------ Dataset extract
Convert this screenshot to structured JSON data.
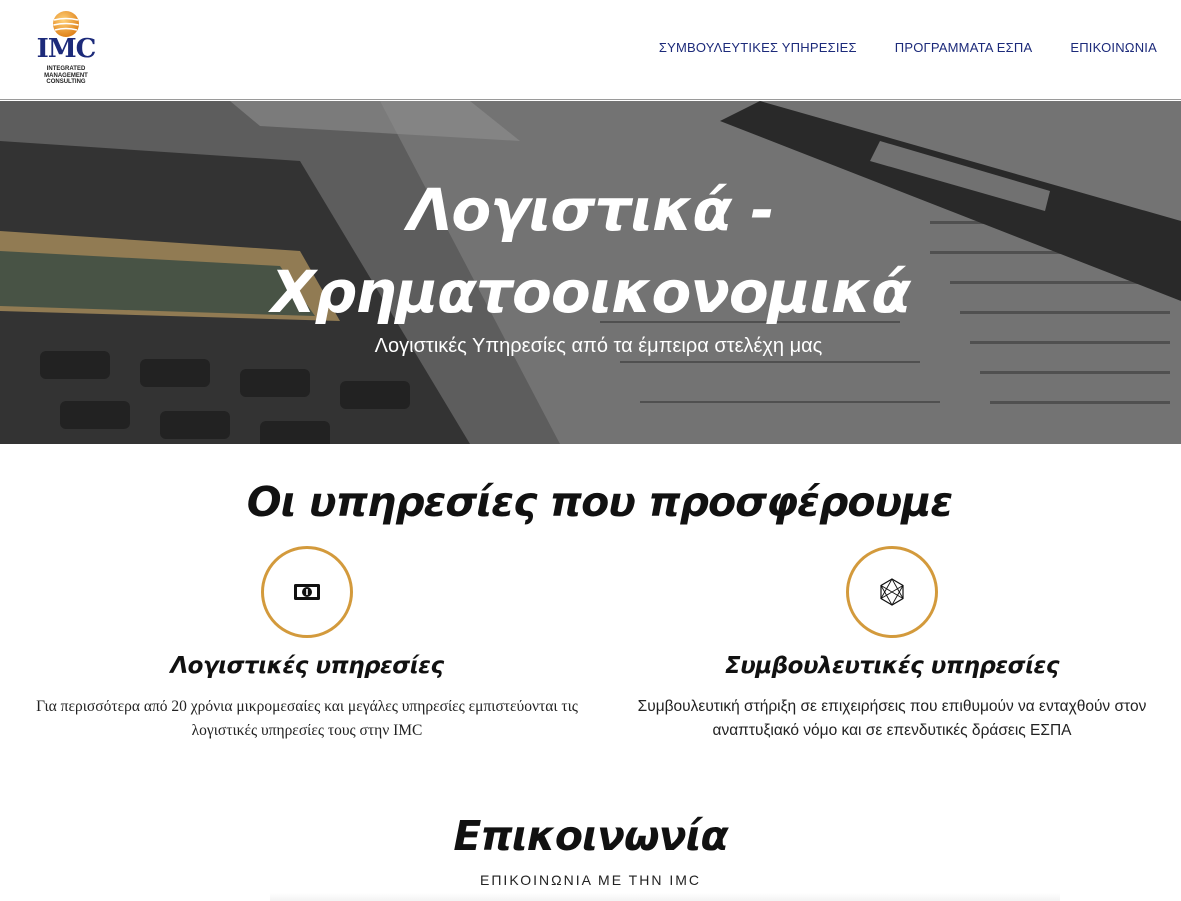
{
  "header": {
    "logo": {
      "text": "IMC",
      "subtitle_lines": [
        "INTEGRATED",
        "MANAGEMENT",
        "CONSULTING"
      ]
    },
    "nav": [
      {
        "label": "ΣΥΜΒΟΥΛΕΥΤΙΚΕΣ ΥΠΗΡΕΣΙΕΣ"
      },
      {
        "label": "ΠΡΟΓΡΑΜΜΑΤΑ ΕΣΠΑ"
      },
      {
        "label": "ΕΠΙΚΟΙΝΩΝΙΑ"
      }
    ]
  },
  "hero": {
    "title_line1": "Λογιστικά -",
    "title_line2": "Χρηματοοικονομικά",
    "subtitle": "Λογιστικές Υπηρεσίες από τα έμπειρα στελέχη μας"
  },
  "services": {
    "title": "Οι υπηρεσίες που προσφέρουμε",
    "items": [
      {
        "icon": "money-bill-icon",
        "heading": "Λογιστικές υπηρεσίες",
        "text": "Για περισσότερα από 20 χρόνια μικρομεσαίες και μεγάλες υπηρεσίες εμπιστεύονται τις λογιστικές υπηρεσίες τους στην IMC"
      },
      {
        "icon": "network-hexagon-icon",
        "heading": "Συμβουλευτικές υπηρεσίες",
        "text": "Συμβουλευτική στήριξη σε επιχειρήσεις που επιθυμούν να ενταχθούν στον αναπτυξιακό νόμο και σε επενδυτικές δράσεις ΕΣΠΑ"
      }
    ]
  },
  "contact": {
    "title": "Επικοινωνία",
    "subtitle": "ΕΠΙΚΟΙΝΩΝΙΑ ΜΕ ΤΗΝ IMC"
  },
  "colors": {
    "brand_navy": "#1c2a7a",
    "accent_gold": "#d39a3c",
    "globe_orange": "#e8962e"
  }
}
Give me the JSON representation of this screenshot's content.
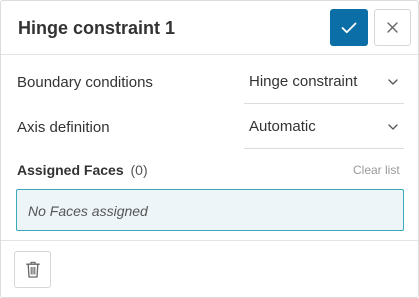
{
  "header": {
    "title": "Hinge constraint 1",
    "confirm_icon": "check-icon",
    "close_icon": "close-icon"
  },
  "fields": [
    {
      "label": "Boundary conditions",
      "value": "Hinge constraint",
      "icon": "chevron-down-icon"
    },
    {
      "label": "Axis definition",
      "value": "Automatic",
      "icon": "chevron-down-icon"
    }
  ],
  "assigned_faces": {
    "label": "Assigned Faces",
    "count": "(0)",
    "clear_label": "Clear list",
    "empty_text": "No Faces assigned"
  },
  "footer": {
    "delete_icon": "trash-icon"
  },
  "colors": {
    "accent": "#0b6ea6",
    "selection_border": "#3aa9b8",
    "selection_background": "#edf5f8"
  }
}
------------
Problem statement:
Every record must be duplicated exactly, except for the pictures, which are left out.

Exercise solution:
Convert this screenshot to structured JSON data.
{
  "header": {
    "logo": {
      "text": "IMC",
      "subtitle_lines": [
        "INTEGRATED",
        "MANAGEMENT",
        "CONSULTING"
      ]
    },
    "nav": [
      {
        "label": "ΣΥΜΒΟΥΛΕΥΤΙΚΕΣ ΥΠΗΡΕΣΙΕΣ"
      },
      {
        "label": "ΠΡΟΓΡΑΜΜΑΤΑ ΕΣΠΑ"
      },
      {
        "label": "ΕΠΙΚΟΙΝΩΝΙΑ"
      }
    ]
  },
  "hero": {
    "title_line1": "Λογιστικά -",
    "title_line2": "Χρηματοοικονομικά",
    "subtitle": "Λογιστικές Υπηρεσίες από τα έμπειρα στελέχη μας"
  },
  "services": {
    "title": "Οι υπηρεσίες που προσφέρουμε",
    "items": [
      {
        "icon": "money-bill-icon",
        "heading": "Λογιστικές υπηρεσίες",
        "text": "Για περισσότερα από 20 χρόνια μικρομεσαίες και μεγάλες υπηρεσίες εμπιστεύονται τις λογιστικές υπηρεσίες τους στην IMC"
      },
      {
        "icon": "network-hexagon-icon",
        "heading": "Συμβουλευτικές υπηρεσίες",
        "text": "Συμβουλευτική στήριξη σε επιχειρήσεις που επιθυμούν να ενταχθούν στον αναπτυξιακό νόμο και σε επενδυτικές δράσεις ΕΣΠΑ"
      }
    ]
  },
  "contact": {
    "title": "Επικοινωνία",
    "subtitle": "ΕΠΙΚΟΙΝΩΝΙΑ ΜΕ ΤΗΝ IMC"
  },
  "colors": {
    "brand_navy": "#1c2a7a",
    "accent_gold": "#d39a3c",
    "globe_orange": "#e8962e"
  }
}
Give me the JSON representation of this screenshot's content.
{
  "header": {
    "title": "Hinge constraint 1",
    "confirm_icon": "check-icon",
    "close_icon": "close-icon"
  },
  "fields": [
    {
      "label": "Boundary conditions",
      "value": "Hinge constraint",
      "icon": "chevron-down-icon"
    },
    {
      "label": "Axis definition",
      "value": "Automatic",
      "icon": "chevron-down-icon"
    }
  ],
  "assigned_faces": {
    "label": "Assigned Faces",
    "count": "(0)",
    "clear_label": "Clear list",
    "empty_text": "No Faces assigned"
  },
  "footer": {
    "delete_icon": "trash-icon"
  },
  "colors": {
    "accent": "#0b6ea6",
    "selection_border": "#3aa9b8",
    "selection_background": "#edf5f8"
  }
}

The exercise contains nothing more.